“The obvious way to judge the increase in cost of funds is through mortgage EMIs, but since in our country lenders increase the tenure of loans, it becomes difficult to calculate the actual impact,” he said.
Chakraborty also points to the rise on the yield of the three-month commercial paper.
“From 7.5% in October last year, the three-month rate is up 225 bps to 9.75%, an indication of how expensive it has become for companies to raise money,” he said. Both Verma and Chakraborty said the increase in cost of funds will force both banks as well as companies to look to cheaper funds abroad.
Besides the need for funds, the huge interest rate differential between the US and India could also fuel funds’ borrowing from abroad. The difference between India’s benchmark repo rate and the US Federal Reserve’s Target Fund rate is 7%, with the Fed rate at 0.25%.
Indian firms have borrowed $25.77 billion through external commercial borrowings in 2010-11, up from $21.67 billion in 2009-10, RBI data shows. That’s still lower than the $30.96 billion companies borrowed through this route in 2007-08.
Verma also expects banks to borrow $9-10 billion in 2010-11 from around $2 billion in 2009-10.

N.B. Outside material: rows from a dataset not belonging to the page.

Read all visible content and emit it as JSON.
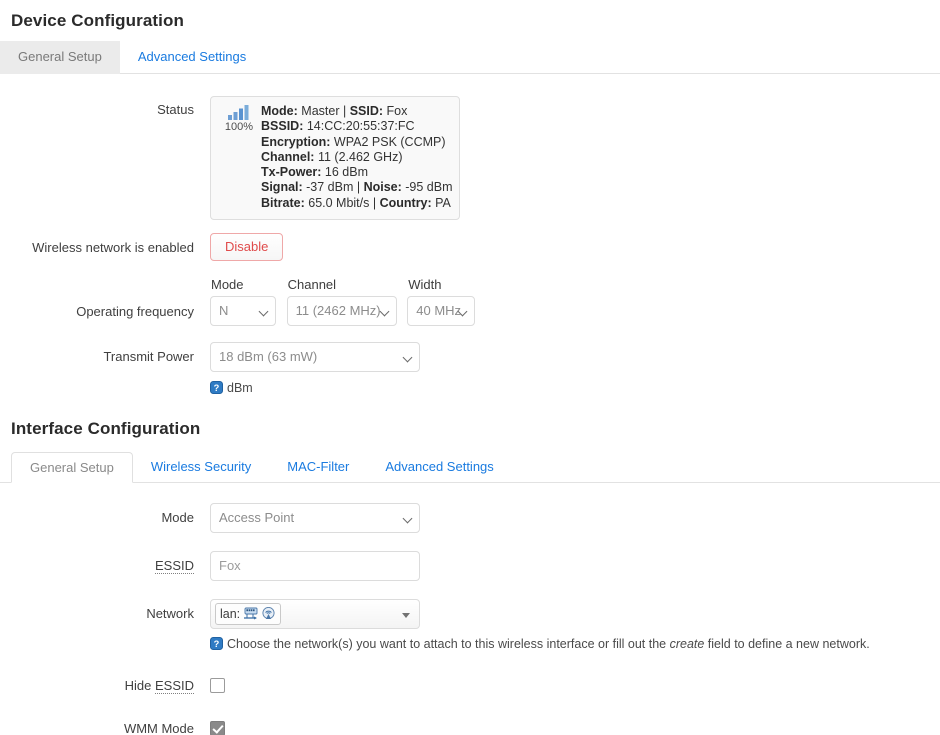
{
  "device_section": {
    "title": "Device Configuration",
    "tabs": [
      {
        "label": "General Setup",
        "active": true
      },
      {
        "label": "Advanced Settings",
        "active": false
      }
    ],
    "status_row": {
      "label": "Status",
      "signal_icon": "signal-bars-icon",
      "signal_percent": "100%",
      "lines": [
        {
          "pairs": [
            {
              "key": "Mode:",
              "value": "Master"
            },
            {
              "key": "SSID:",
              "value": "Fox"
            }
          ],
          "sep": " | "
        },
        {
          "pairs": [
            {
              "key": "BSSID:",
              "value": "14:CC:20:55:37:FC"
            }
          ],
          "sep": ""
        },
        {
          "pairs": [
            {
              "key": "Encryption:",
              "value": "WPA2 PSK (CCMP)"
            }
          ],
          "sep": ""
        },
        {
          "pairs": [
            {
              "key": "Channel:",
              "value": "11 (2.462 GHz)"
            }
          ],
          "sep": ""
        },
        {
          "pairs": [
            {
              "key": "Tx-Power:",
              "value": "16 dBm"
            }
          ],
          "sep": ""
        },
        {
          "pairs": [
            {
              "key": "Signal:",
              "value": "-37 dBm"
            },
            {
              "key": "Noise:",
              "value": "-95 dBm"
            }
          ],
          "sep": " | "
        },
        {
          "pairs": [
            {
              "key": "Bitrate:",
              "value": "65.0 Mbit/s"
            },
            {
              "key": "Country:",
              "value": "PA"
            }
          ],
          "sep": " | "
        }
      ]
    },
    "enabled_row": {
      "label": "Wireless network is enabled",
      "button_label": "Disable",
      "button_color": "#e04b4b",
      "button_border": "#efa8a8"
    },
    "frequency_row": {
      "label": "Operating frequency",
      "mode": {
        "heading": "Mode",
        "value": "N"
      },
      "channel": {
        "heading": "Channel",
        "value": "11 (2462 MHz)"
      },
      "width": {
        "heading": "Width",
        "value": "40 MHz"
      }
    },
    "txpower_row": {
      "label": "Transmit Power",
      "value": "18 dBm (63 mW)",
      "help_icon": "help-question-icon",
      "help_text": "dBm"
    }
  },
  "interface_section": {
    "title": "Interface Configuration",
    "tabs": [
      {
        "label": "General Setup",
        "active": true
      },
      {
        "label": "Wireless Security",
        "active": false
      },
      {
        "label": "MAC-Filter",
        "active": false
      },
      {
        "label": "Advanced Settings",
        "active": false
      }
    ],
    "mode_row": {
      "label": "Mode",
      "value": "Access Point"
    },
    "essid_row": {
      "label": "ESSID",
      "value": "Fox"
    },
    "network_row": {
      "label": "Network",
      "chip_label": "lan:",
      "chip_icons": [
        "ethernet-switch-icon",
        "wifi-antenna-icon"
      ],
      "help_icon": "help-question-icon",
      "help_prefix": "Choose the network(s) you want to attach to this wireless interface or fill out the ",
      "help_italic": "create",
      "help_suffix": " field to define a new network."
    },
    "hide_essid_row": {
      "label_prefix": "Hide ",
      "label_abbr": "ESSID",
      "checked": false
    },
    "wmm_row": {
      "label": "WMM Mode",
      "checked": true
    }
  },
  "theme": {
    "link_color": "#1a7be0",
    "active_tab_bg": "#ebebeb",
    "border_color": "#e2e2e2",
    "text_color": "#404040",
    "muted_color": "#8c8c8c"
  }
}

“Top-tier companies can still access foreign markets but for smaller companies access to funds will be more difficult so we may see some projects being shelved,” she said.